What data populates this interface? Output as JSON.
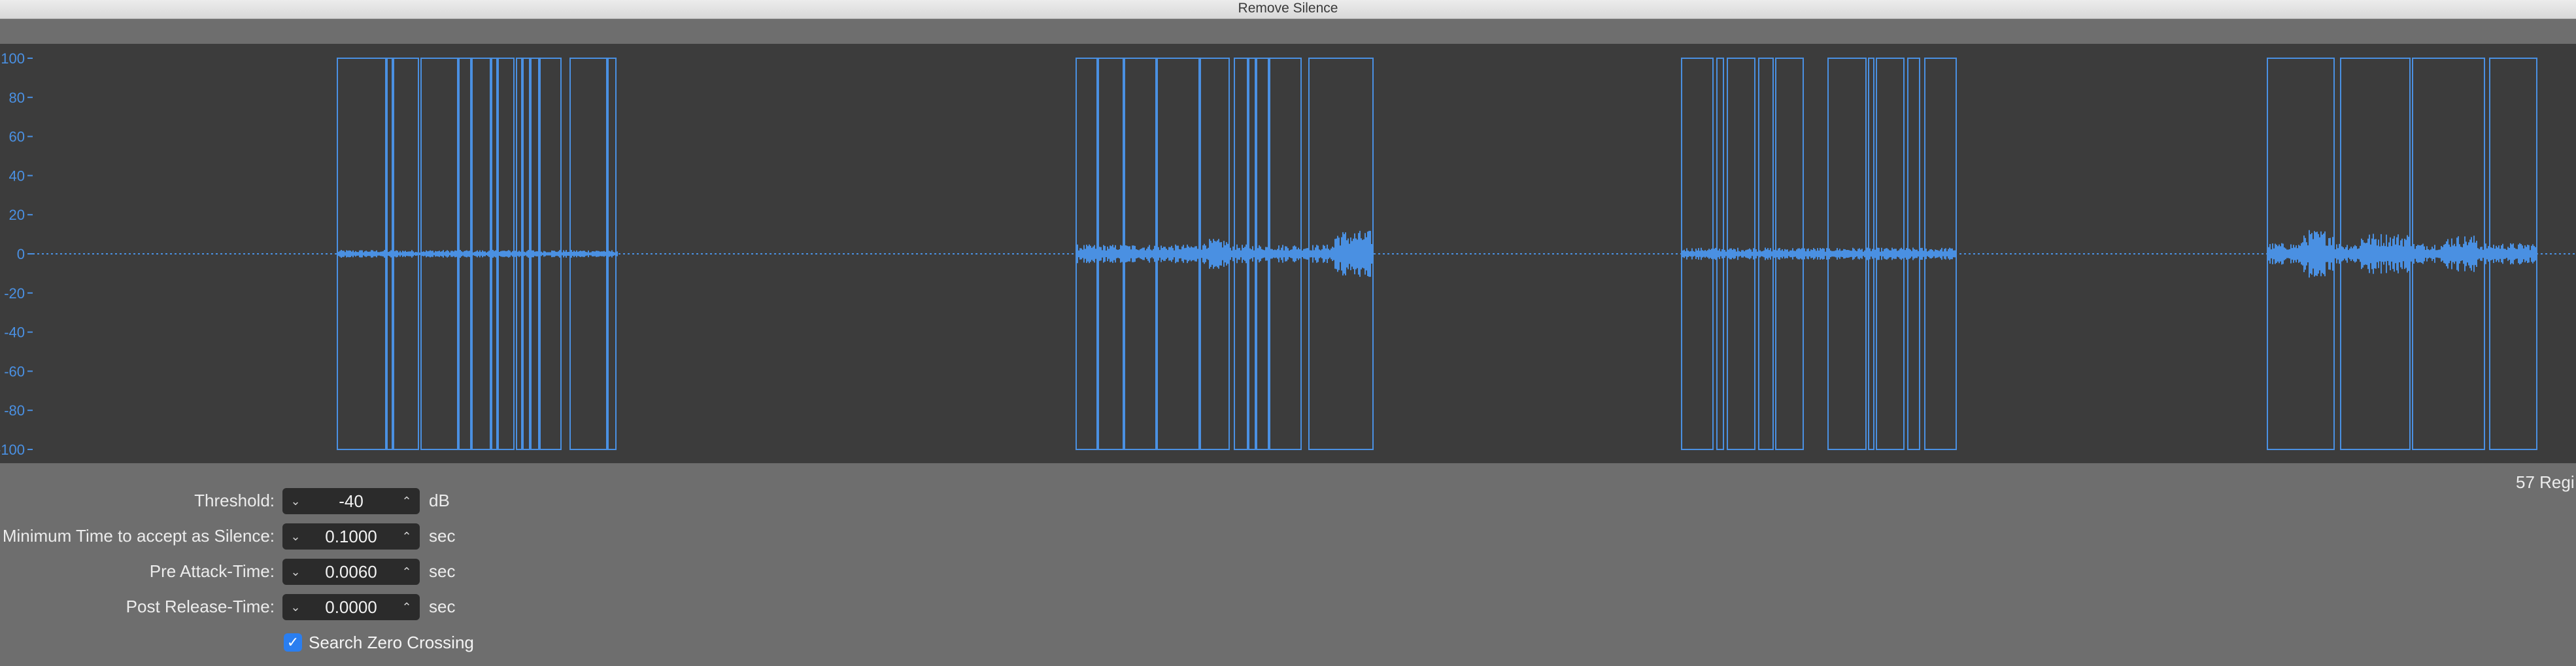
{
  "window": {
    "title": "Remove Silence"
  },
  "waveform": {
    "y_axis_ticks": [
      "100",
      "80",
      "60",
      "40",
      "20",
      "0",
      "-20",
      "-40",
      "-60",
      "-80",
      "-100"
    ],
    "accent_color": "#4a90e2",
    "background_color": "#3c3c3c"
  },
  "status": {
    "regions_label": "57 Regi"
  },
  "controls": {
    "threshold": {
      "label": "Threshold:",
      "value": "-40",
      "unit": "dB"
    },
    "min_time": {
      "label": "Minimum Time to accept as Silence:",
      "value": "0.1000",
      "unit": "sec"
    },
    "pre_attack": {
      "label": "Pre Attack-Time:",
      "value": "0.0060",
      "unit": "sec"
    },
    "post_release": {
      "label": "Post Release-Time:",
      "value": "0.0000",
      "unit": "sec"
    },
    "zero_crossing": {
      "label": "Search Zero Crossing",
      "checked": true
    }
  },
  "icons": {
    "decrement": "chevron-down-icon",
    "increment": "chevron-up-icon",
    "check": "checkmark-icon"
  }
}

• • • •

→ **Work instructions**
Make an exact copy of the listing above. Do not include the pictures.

→ **Response to this exercise**
What data populates this interface? Output as JSON.
{
  "window": {
    "title": "Remove Silence"
  },
  "waveform": {
    "y_axis_ticks": [
      "100",
      "80",
      "60",
      "40",
      "20",
      "0",
      "-20",
      "-40",
      "-60",
      "-80",
      "-100"
    ],
    "accent_color": "#4a90e2",
    "background_color": "#3c3c3c"
  },
  "status": {
    "regions_label": "57 Regi"
  },
  "controls": {
    "threshold": {
      "label": "Threshold:",
      "value": "-40",
      "unit": "dB"
    },
    "min_time": {
      "label": "Minimum Time to accept as Silence:",
      "value": "0.1000",
      "unit": "sec"
    },
    "pre_attack": {
      "label": "Pre Attack-Time:",
      "value": "0.0060",
      "unit": "sec"
    },
    "post_release": {
      "label": "Post Release-Time:",
      "value": "0.0000",
      "unit": "sec"
    },
    "zero_crossing": {
      "label": "Search Zero Crossing",
      "checked": true
    }
  },
  "icons": {
    "decrement": "chevron-down-icon",
    "increment": "chevron-up-icon",
    "check": "checkmark-icon"
  }
}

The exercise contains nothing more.